What is needed: A bare number is the expected answer: the count of lines in the data holding "handle".

Information shown:
*-*-*

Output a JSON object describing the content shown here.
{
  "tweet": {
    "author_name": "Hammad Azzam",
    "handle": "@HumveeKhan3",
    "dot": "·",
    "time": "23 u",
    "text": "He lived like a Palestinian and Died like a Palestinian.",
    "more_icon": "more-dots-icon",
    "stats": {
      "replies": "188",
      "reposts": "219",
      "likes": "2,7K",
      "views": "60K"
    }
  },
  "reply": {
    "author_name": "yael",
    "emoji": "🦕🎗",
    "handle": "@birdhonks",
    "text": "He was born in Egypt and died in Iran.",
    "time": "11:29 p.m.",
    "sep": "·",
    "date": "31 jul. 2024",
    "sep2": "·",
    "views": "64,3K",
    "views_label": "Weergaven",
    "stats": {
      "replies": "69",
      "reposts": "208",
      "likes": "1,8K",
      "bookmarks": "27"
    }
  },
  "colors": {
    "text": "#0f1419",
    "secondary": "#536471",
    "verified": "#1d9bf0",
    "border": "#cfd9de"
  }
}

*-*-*

Answer to the problem: 2